_TASK DETAILS_. Filter the entries down to the lines holding "email", then copy those lines.

************

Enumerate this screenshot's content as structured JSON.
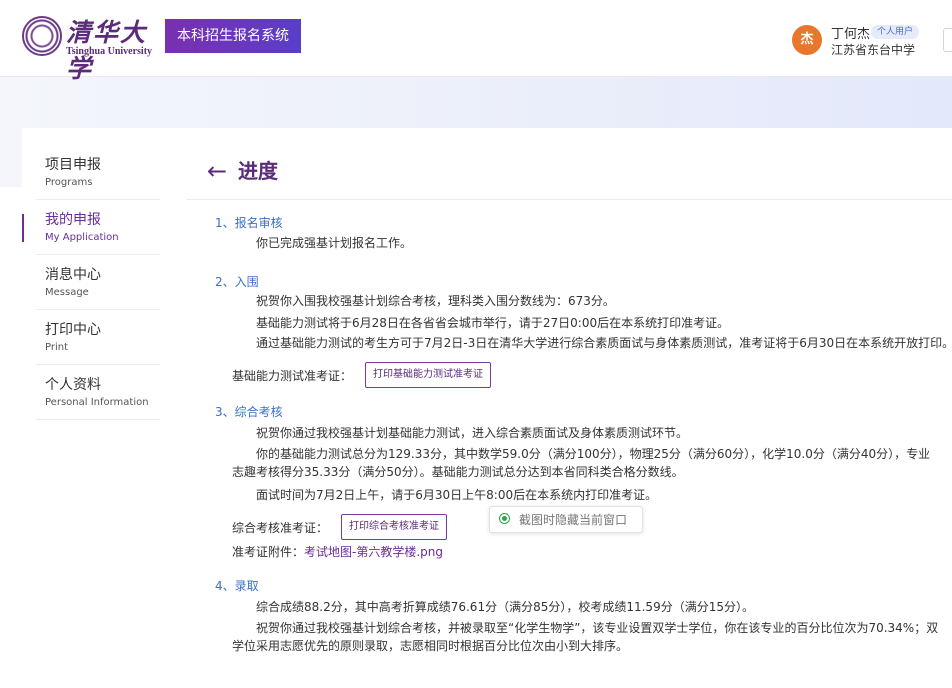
{
  "header": {
    "logo_cn": "清华大学",
    "logo_en": "Tsinghua University",
    "system_name": "本科招生报名系统",
    "user": {
      "avatar_char": "杰",
      "name": "丁何杰",
      "tag": "个人用户",
      "school": "江苏省东台中学"
    }
  },
  "sidebar": {
    "items": [
      {
        "cn": "项目申报",
        "en": "Programs",
        "active": false
      },
      {
        "cn": "我的申报",
        "en": "My Application",
        "active": true
      },
      {
        "cn": "消息中心",
        "en": "Message",
        "active": false
      },
      {
        "cn": "打印中心",
        "en": "Print",
        "active": false
      },
      {
        "cn": "个人资料",
        "en": "Personal Information",
        "active": false
      }
    ]
  },
  "page": {
    "back_arrow": "←",
    "title": "进度"
  },
  "sections": {
    "s1": {
      "heading": "1、报名审核",
      "p1": "你已完成强基计划报名工作。"
    },
    "s2": {
      "heading": "2、入围",
      "p1": "祝贺你入围我校强基计划综合考核，理科类入围分数线为：673分。",
      "p2": "基础能力测试将于6月28日在各省省会城市举行，请于27日0:00后在本系统打印准考证。",
      "p3": "通过基础能力测试的考生方可于7月2日-3日在清华大学进行综合素质面试与身体素质测试，准考证将于6月30日在本系统开放打印。",
      "label": "基础能力测试准考证：",
      "button": "打印基础能力测试准考证"
    },
    "s3": {
      "heading": "3、综合考核",
      "p1": "祝贺你通过我校强基计划基础能力测试，进入综合素质面试及身体素质测试环节。",
      "p2": "你的基础能力测试总分为129.33分，其中数学59.0分（满分100分），物理25分（满分60分），化学10.0分（满分40分），专业志趣考核得分35.33分（满分50分）。基础能力测试总分达到本省同科类合格分数线。",
      "p3": "面试时间为7月2日上午，请于6月30日上午8:00后在本系统内打印准考证。",
      "label": "综合考核准考证：",
      "button": "打印综合考核准考证",
      "attach_label": "准考证附件：",
      "attach_link": "考试地图-第六教学楼.png"
    },
    "s4": {
      "heading": "4、录取",
      "p1": "综合成绩88.2分，其中高考折算成绩76.61分（满分85分），校考成绩11.59分（满分15分）。",
      "p2": "祝贺你通过我校强基计划综合考核，并被录取至“化学生物学”，该专业设置双学士学位，你在该专业的百分比位次为70.34%；双学位采用志愿优先的原则录取，志愿相同时根据百分比位次由小到大排序。"
    }
  },
  "overlay": {
    "label": "截图时隐藏当前窗口"
  }
}
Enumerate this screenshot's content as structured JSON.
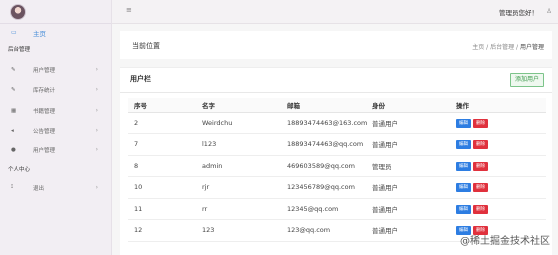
{
  "sidebar": {
    "home_label": "主页",
    "section_admin": "后台管理",
    "items": [
      {
        "label": "用户管理",
        "icon": "edit-icon"
      },
      {
        "label": "库存统计",
        "icon": "edit-icon"
      },
      {
        "label": "书籍管理",
        "icon": "book-icon"
      },
      {
        "label": "公告管理",
        "icon": "megaphone-icon"
      },
      {
        "label": "用户管理",
        "icon": "user-icon"
      }
    ],
    "section_personal": "个人中心",
    "logout_label": "退出"
  },
  "topbar": {
    "greeting": "管理员您好！"
  },
  "page": {
    "crumb_title": "当前位置",
    "breadcrumb": [
      "主页",
      "后台管理",
      "用户管理"
    ],
    "panel_title": "用户栏",
    "add_button": "添加用户"
  },
  "table": {
    "headers": [
      "序号",
      "名字",
      "邮箱",
      "身份",
      "操作"
    ],
    "edit_label": "编辑",
    "delete_label": "删除",
    "rows": [
      {
        "id": "2",
        "name": "Weirdchu",
        "email": "18893474463@163.com",
        "role": "普通用户"
      },
      {
        "id": "7",
        "name": "l123",
        "email": "18893474463@qq.com",
        "role": "普通用户"
      },
      {
        "id": "8",
        "name": "admin",
        "email": "469603589@qq.com",
        "role": "管理员"
      },
      {
        "id": "10",
        "name": "rjr",
        "email": "123456789@qq.com",
        "role": "普通用户"
      },
      {
        "id": "11",
        "name": "rr",
        "email": "12345@qq.com",
        "role": "普通用户"
      },
      {
        "id": "12",
        "name": "123",
        "email": "123@qq.com",
        "role": "普通用户"
      }
    ]
  },
  "watermark": "@稀土掘金技术社区",
  "colors": {
    "accent": "#4a8fd8",
    "edit": "#2d7de2",
    "delete": "#e0313d",
    "add": "#3c9a4c"
  }
}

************

_ANSWER TO THIS EXERCISE_.
        "email": "18893474463@163.com",
        "email": "18893474463@qq.com",
        "email": "469603589@qq.com",
        "email": "123456789@qq.com",
        "email": "12345@qq.com",
        "email": "123@qq.com",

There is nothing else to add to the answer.